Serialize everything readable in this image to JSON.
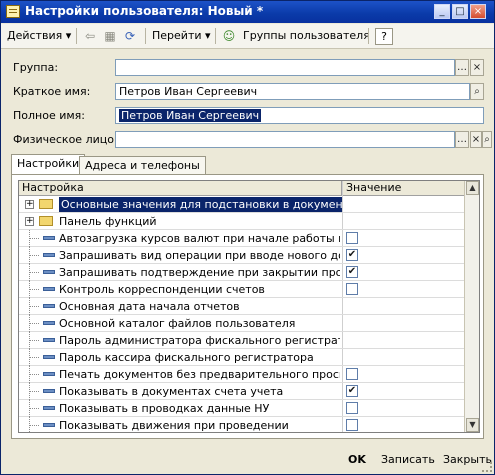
{
  "window": {
    "title": "Настройки пользователя: Новый *"
  },
  "toolbar": {
    "actions_label": "Действия",
    "goto_label": "Перейти",
    "user_groups_label": "Группы пользователя",
    "help_label": "?"
  },
  "form": {
    "group_label": "Группа:",
    "group_value": "",
    "short_name_label": "Краткое имя:",
    "short_name_value": "Петров Иван Сергеевич",
    "full_name_label": "Полное имя:",
    "full_name_value": "Петров Иван Сергеевич",
    "person_label": "Физическое лицо:",
    "person_value": ""
  },
  "tabs": [
    {
      "label": "Настройки",
      "active": true
    },
    {
      "label": "Адреса и телефоны",
      "active": false
    }
  ],
  "grid": {
    "columns": [
      "Настройка",
      "Значение"
    ],
    "rows": [
      {
        "name": "Основные значения для подстановки в документы и...",
        "type": "group",
        "checked": null,
        "selected": true
      },
      {
        "name": "Панель функций",
        "type": "group",
        "checked": null,
        "selected": false
      },
      {
        "name": "Автозагрузка курсов валют при начале работы прог...",
        "type": "item",
        "checked": false,
        "selected": false
      },
      {
        "name": "Запрашивать вид операции при вводе нового докум...",
        "type": "item",
        "checked": true,
        "selected": false
      },
      {
        "name": "Запрашивать подтверждение при закрытии програм...",
        "type": "item",
        "checked": true,
        "selected": false
      },
      {
        "name": "Контроль корреспонденции счетов",
        "type": "item",
        "checked": false,
        "selected": false
      },
      {
        "name": "Основная дата начала отчетов",
        "type": "item",
        "checked": null,
        "selected": false
      },
      {
        "name": "Основной каталог файлов пользователя",
        "type": "item",
        "checked": null,
        "selected": false
      },
      {
        "name": "Пароль администратора фискального регистратора",
        "type": "item",
        "checked": null,
        "selected": false
      },
      {
        "name": "Пароль кассира фискального регистратора",
        "type": "item",
        "checked": null,
        "selected": false
      },
      {
        "name": "Печать документов без предварительного просмотра",
        "type": "item",
        "checked": false,
        "selected": false
      },
      {
        "name": "Показывать в документах счета учета",
        "type": "item",
        "checked": true,
        "selected": false
      },
      {
        "name": "Показывать в проводках данные НУ",
        "type": "item",
        "checked": false,
        "selected": false
      },
      {
        "name": "Показывать движения при проведении",
        "type": "item",
        "checked": false,
        "selected": false
      }
    ]
  },
  "footer": {
    "ok_label": "OK",
    "save_label": "Записать",
    "close_label": "Закрыть"
  },
  "colors": {
    "title_bar": "#0a3aa8",
    "selection": "#0a246a",
    "window_bg": "#ece9d8"
  }
}
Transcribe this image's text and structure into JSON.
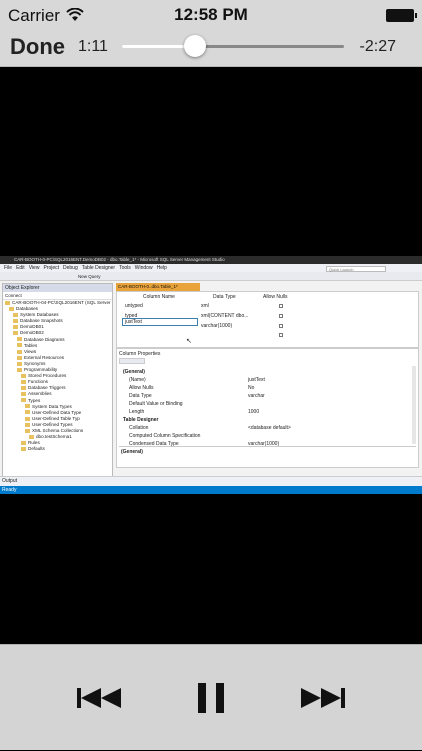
{
  "status_bar": {
    "carrier": "Carrier",
    "time": "12:58 PM"
  },
  "player": {
    "done_label": "Done",
    "elapsed": "1:11",
    "remaining": "-2:27",
    "progress_fraction": 0.33
  },
  "video": {
    "window_title": "CAR-BOOTH-0-PC\\SQL2016ENT.DemoDB02 - dbo.Table_1* - Microsoft SQL Server Management Studio",
    "menu": [
      "File",
      "Edit",
      "View",
      "Project",
      "Debug",
      "Table Designer",
      "Tools",
      "Window",
      "Help"
    ],
    "quick_launch": "Quick Launch",
    "toolbar_new_query": "New Query",
    "object_explorer": {
      "title": "Object Explorer",
      "connect": "Connect",
      "items": [
        "CAR-BOOTH-04-PC\\SQL2016ENT (SQL Server",
        "Databases",
        "System Databases",
        "Database Snapshots",
        "DemoDB01",
        "DemoDB02",
        "Database Diagrams",
        "Tables",
        "Views",
        "External Resources",
        "Synonyms",
        "Programmability",
        "Stored Procedures",
        "Functions",
        "Database Triggers",
        "Assemblies",
        "Types",
        "System Data Types",
        "User-Defined Data Type",
        "User-Defined Table Typ",
        "User-Defined Types",
        "XML Schema Collections",
        "dbo.testSchema1",
        "Rules",
        "Defaults"
      ]
    },
    "tab_title": "CAR-BOOTH-0..dbo.Table_1*",
    "grid": {
      "headers": [
        "Column Name",
        "Data Type",
        "Allow Nulls"
      ],
      "rows": [
        {
          "name": "untyped",
          "type": "xml"
        },
        {
          "name": "typed",
          "type": "xml(CONTENT dbo..."
        },
        {
          "name": "justText",
          "type": "varchar(1000)"
        }
      ]
    },
    "properties": {
      "tab": "Column Properties",
      "rows": [
        {
          "label": "(General)",
          "value": ""
        },
        {
          "label": "(Name)",
          "value": "justText"
        },
        {
          "label": "Allow Nulls",
          "value": "No"
        },
        {
          "label": "Data Type",
          "value": "varchar"
        },
        {
          "label": "Default Value or Binding",
          "value": ""
        },
        {
          "label": "Length",
          "value": "1000"
        },
        {
          "label": "Table Designer",
          "value": ""
        },
        {
          "label": "Collation",
          "value": "<database default>"
        },
        {
          "label": "Computed Column Specification",
          "value": ""
        },
        {
          "label": "Condensed Data Type",
          "value": "varchar(1000)"
        }
      ],
      "description": "(General)"
    },
    "output_label": "Output",
    "status": "Ready"
  },
  "colors": {
    "chrome": "#d8d8d8",
    "accent_tab": "#e8a33b",
    "status_blue": "#007acc"
  },
  "icons": {
    "prev": "skip-back-icon",
    "pause": "pause-icon",
    "next": "skip-forward-icon"
  }
}
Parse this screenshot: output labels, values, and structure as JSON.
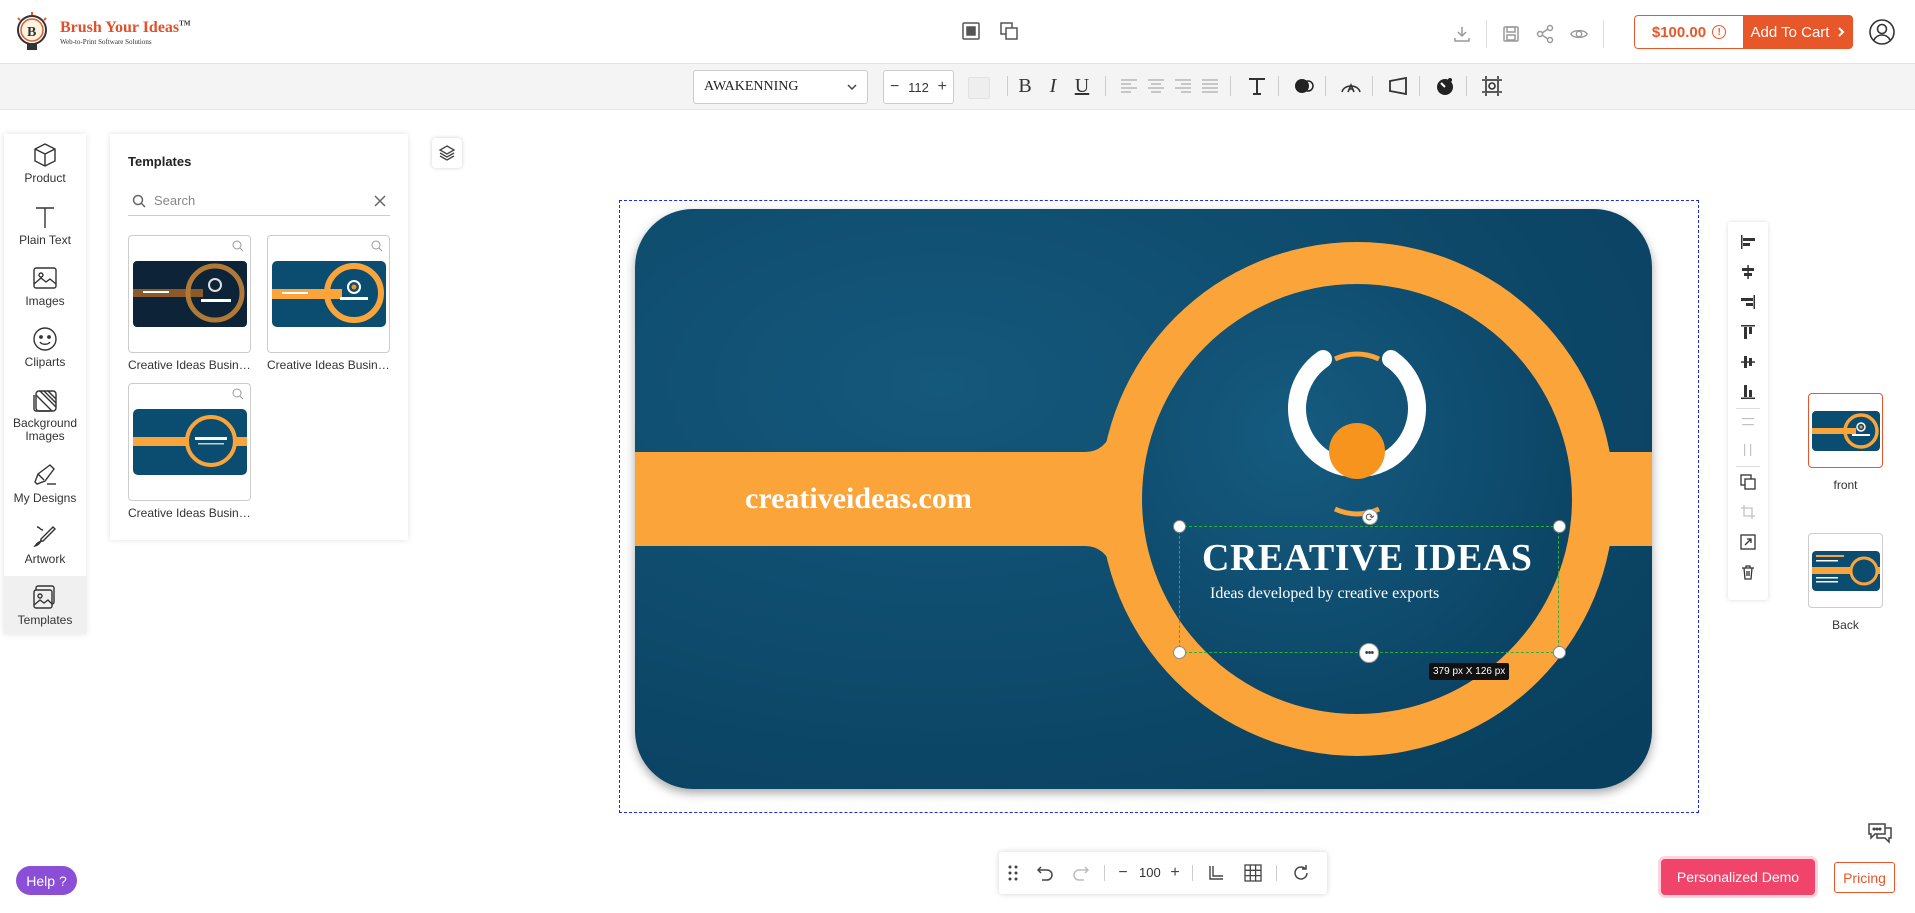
{
  "brand": {
    "name": "Brush Your Ideas",
    "trademark": "TM",
    "tagline": "Web-to-Print Software Solutions"
  },
  "header": {
    "price": "$100.00",
    "price_info_glyph": "!",
    "add_to_cart": "Add To Cart",
    "icons": [
      "layer-forward-icon",
      "layer-backward-icon",
      "download-icon",
      "save-icon",
      "share-icon",
      "preview-icon",
      "account-icon"
    ]
  },
  "toolbar": {
    "font_family": "AWAKENNING",
    "font_size": "112",
    "decrement": "−",
    "increment": "+",
    "bold": "B",
    "italic": "I",
    "underline": "U"
  },
  "sidebar": {
    "items": [
      {
        "label": "Product",
        "icon": "cube-icon"
      },
      {
        "label": "Plain Text",
        "icon": "text-icon"
      },
      {
        "label": "Images",
        "icon": "image-icon"
      },
      {
        "label": "Cliparts",
        "icon": "smiley-icon"
      },
      {
        "label": "Background Images",
        "icon": "background-icon"
      },
      {
        "label": "My Designs",
        "icon": "designs-icon"
      },
      {
        "label": "Artwork",
        "icon": "artwork-icon"
      },
      {
        "label": "Templates",
        "icon": "templates-icon"
      }
    ],
    "active": "Templates"
  },
  "templates_panel": {
    "title": "Templates",
    "search_placeholder": "Search",
    "search_value": "",
    "items": [
      {
        "caption": "Creative Ideas Business Card"
      },
      {
        "caption": "Creative Ideas Business Card"
      },
      {
        "caption": "Creative Ideas Business Card"
      }
    ]
  },
  "canvas": {
    "website": "creativeideas.com",
    "title": "CREATIVE IDEAS",
    "subtitle": "Ideas developed by creative exports",
    "selection_size": "379 px X 126 px",
    "colors": {
      "card_bg": "#0b4d70",
      "accent": "#fba43a",
      "logo_dot": "#f7941d"
    }
  },
  "pages": [
    {
      "label": "front",
      "active": true
    },
    {
      "label": "Back",
      "active": false
    }
  ],
  "bottom_toolbar": {
    "zoom": "100",
    "zoom_minus": "−",
    "zoom_plus": "+"
  },
  "help_label": "Help ?",
  "demo_label": "Personalized Demo",
  "pricing_label": "Pricing",
  "colors": {
    "accent": "#e8572a",
    "help": "#8a4fd6",
    "demo": "#f0446a"
  }
}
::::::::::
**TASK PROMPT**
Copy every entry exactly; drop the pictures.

**SOLUTION FOR THIS EXERCISE**
Serialize everything readable in this image to JSON.
{
  "window": {
    "title": "Настройки пользователя: Новый *"
  },
  "toolbar": {
    "actions_label": "Действия",
    "goto_label": "Перейти",
    "user_groups_label": "Группы пользователя",
    "help_label": "?"
  },
  "form": {
    "group_label": "Группа:",
    "group_value": "",
    "short_name_label": "Краткое имя:",
    "short_name_value": "Петров Иван Сергеевич",
    "full_name_label": "Полное имя:",
    "full_name_value": "Петров Иван Сергеевич",
    "person_label": "Физическое лицо:",
    "person_value": ""
  },
  "tabs": [
    {
      "label": "Настройки",
      "active": true
    },
    {
      "label": "Адреса и телефоны",
      "active": false
    }
  ],
  "grid": {
    "columns": [
      "Настройка",
      "Значение"
    ],
    "rows": [
      {
        "name": "Основные значения для подстановки в документы и...",
        "type": "group",
        "checked": null,
        "selected": true
      },
      {
        "name": "Панель функций",
        "type": "group",
        "checked": null,
        "selected": false
      },
      {
        "name": "Автозагрузка курсов валют при начале работы прог...",
        "type": "item",
        "checked": false,
        "selected": false
      },
      {
        "name": "Запрашивать вид операции при вводе нового докум...",
        "type": "item",
        "checked": true,
        "selected": false
      },
      {
        "name": "Запрашивать подтверждение при закрытии програм...",
        "type": "item",
        "checked": true,
        "selected": false
      },
      {
        "name": "Контроль корреспонденции счетов",
        "type": "item",
        "checked": false,
        "selected": false
      },
      {
        "name": "Основная дата начала отчетов",
        "type": "item",
        "checked": null,
        "selected": false
      },
      {
        "name": "Основной каталог файлов пользователя",
        "type": "item",
        "checked": null,
        "selected": false
      },
      {
        "name": "Пароль администратора фискального регистратора",
        "type": "item",
        "checked": null,
        "selected": false
      },
      {
        "name": "Пароль кассира фискального регистратора",
        "type": "item",
        "checked": null,
        "selected": false
      },
      {
        "name": "Печать документов без предварительного просмотра",
        "type": "item",
        "checked": false,
        "selected": false
      },
      {
        "name": "Показывать в документах счета учета",
        "type": "item",
        "checked": true,
        "selected": false
      },
      {
        "name": "Показывать в проводках данные НУ",
        "type": "item",
        "checked": false,
        "selected": false
      },
      {
        "name": "Показывать движения при проведении",
        "type": "item",
        "checked": false,
        "selected": false
      }
    ]
  },
  "footer": {
    "ok_label": "OK",
    "save_label": "Записать",
    "close_label": "Закрыть"
  },
  "colors": {
    "title_bar": "#0a3aa8",
    "selection": "#0a246a",
    "window_bg": "#ece9d8"
  }
}
Transcribe this image's text and structure into JSON.
{
  "status_bar": {
    "carrier": "Carrier",
    "time": "12:58 PM"
  },
  "player": {
    "done_label": "Done",
    "elapsed": "1:11",
    "remaining": "-2:27",
    "progress_fraction": 0.33
  },
  "video": {
    "window_title": "CAR-BOOTH-0-PC\\SQL2016ENT.DemoDB02 - dbo.Table_1* - Microsoft SQL Server Management Studio",
    "menu": [
      "File",
      "Edit",
      "View",
      "Project",
      "Debug",
      "Table Designer",
      "Tools",
      "Window",
      "Help"
    ],
    "quick_launch": "Quick Launch",
    "toolbar_new_query": "New Query",
    "object_explorer": {
      "title": "Object Explorer",
      "connect": "Connect",
      "items": [
        "CAR-BOOTH-04-PC\\SQL2016ENT (SQL Server",
        "Databases",
        "System Databases",
        "Database Snapshots",
        "DemoDB01",
        "DemoDB02",
        "Database Diagrams",
        "Tables",
        "Views",
        "External Resources",
        "Synonyms",
        "Programmability",
        "Stored Procedures",
        "Functions",
        "Database Triggers",
        "Assemblies",
        "Types",
        "System Data Types",
        "User-Defined Data Type",
        "User-Defined Table Typ",
        "User-Defined Types",
        "XML Schema Collections",
        "dbo.testSchema1",
        "Rules",
        "Defaults"
      ]
    },
    "tab_title": "CAR-BOOTH-0..dbo.Table_1*",
    "grid": {
      "headers": [
        "Column Name",
        "Data Type",
        "Allow Nulls"
      ],
      "rows": [
        {
          "name": "untyped",
          "type": "xml"
        },
        {
          "name": "typed",
          "type": "xml(CONTENT dbo..."
        },
        {
          "name": "justText",
          "type": "varchar(1000)"
        }
      ]
    },
    "properties": {
      "tab": "Column Properties",
      "rows": [
        {
          "label": "(General)",
          "value": ""
        },
        {
          "label": "(Name)",
          "value": "justText"
        },
        {
          "label": "Allow Nulls",
          "value": "No"
        },
        {
          "label": "Data Type",
          "value": "varchar"
        },
        {
          "label": "Default Value or Binding",
          "value": ""
        },
        {
          "label": "Length",
          "value": "1000"
        },
        {
          "label": "Table Designer",
          "value": ""
        },
        {
          "label": "Collation",
          "value": "<database default>"
        },
        {
          "label": "Computed Column Specification",
          "value": ""
        },
        {
          "label": "Condensed Data Type",
          "value": "varchar(1000)"
        }
      ],
      "description": "(General)"
    },
    "output_label": "Output",
    "status": "Ready"
  },
  "colors": {
    "chrome": "#d8d8d8",
    "accent_tab": "#e8a33b",
    "status_blue": "#007acc"
  },
  "icons": {
    "prev": "skip-back-icon",
    "pause": "pause-icon",
    "next": "skip-forward-icon"
  }
}
Parse this screenshot: output labels, values, and structure as JSON.
{
  "brand": {
    "name": "Brush Your Ideas",
    "trademark": "TM",
    "tagline": "Web-to-Print Software Solutions"
  },
  "header": {
    "price": "$100.00",
    "price_info_glyph": "!",
    "add_to_cart": "Add To Cart",
    "icons": [
      "layer-forward-icon",
      "layer-backward-icon",
      "download-icon",
      "save-icon",
      "share-icon",
      "preview-icon",
      "account-icon"
    ]
  },
  "toolbar": {
    "font_family": "AWAKENNING",
    "font_size": "112",
    "decrement": "−",
    "increment": "+",
    "bold": "B",
    "italic": "I",
    "underline": "U"
  },
  "sidebar": {
    "items": [
      {
        "label": "Product",
        "icon": "cube-icon"
      },
      {
        "label": "Plain Text",
        "icon": "text-icon"
      },
      {
        "label": "Images",
        "icon": "image-icon"
      },
      {
        "label": "Cliparts",
        "icon": "smiley-icon"
      },
      {
        "label": "Background Images",
        "icon": "background-icon"
      },
      {
        "label": "My Designs",
        "icon": "designs-icon"
      },
      {
        "label": "Artwork",
        "icon": "artwork-icon"
      },
      {
        "label": "Templates",
        "icon": "templates-icon"
      }
    ],
    "active": "Templates"
  },
  "templates_panel": {
    "title": "Templates",
    "search_placeholder": "Search",
    "search_value": "",
    "items": [
      {
        "caption": "Creative Ideas Business Card"
      },
      {
        "caption": "Creative Ideas Business Card"
      },
      {
        "caption": "Creative Ideas Business Card"
      }
    ]
  },
  "canvas": {
    "website": "creativeideas.com",
    "title": "CREATIVE IDEAS",
    "subtitle": "Ideas developed by creative exports",
    "selection_size": "379 px X 126 px",
    "colors": {
      "card_bg": "#0b4d70",
      "accent": "#fba43a",
      "logo_dot": "#f7941d"
    }
  },
  "pages": [
    {
      "label": "front",
      "active": true
    },
    {
      "label": "Back",
      "active": false
    }
  ],
  "bottom_toolbar": {
    "zoom": "100",
    "zoom_minus": "−",
    "zoom_plus": "+"
  },
  "help_label": "Help ?",
  "demo_label": "Personalized Demo",
  "pricing_label": "Pricing",
  "colors": {
    "accent": "#e8572a",
    "help": "#8a4fd6",
    "demo": "#f0446a"
  }
}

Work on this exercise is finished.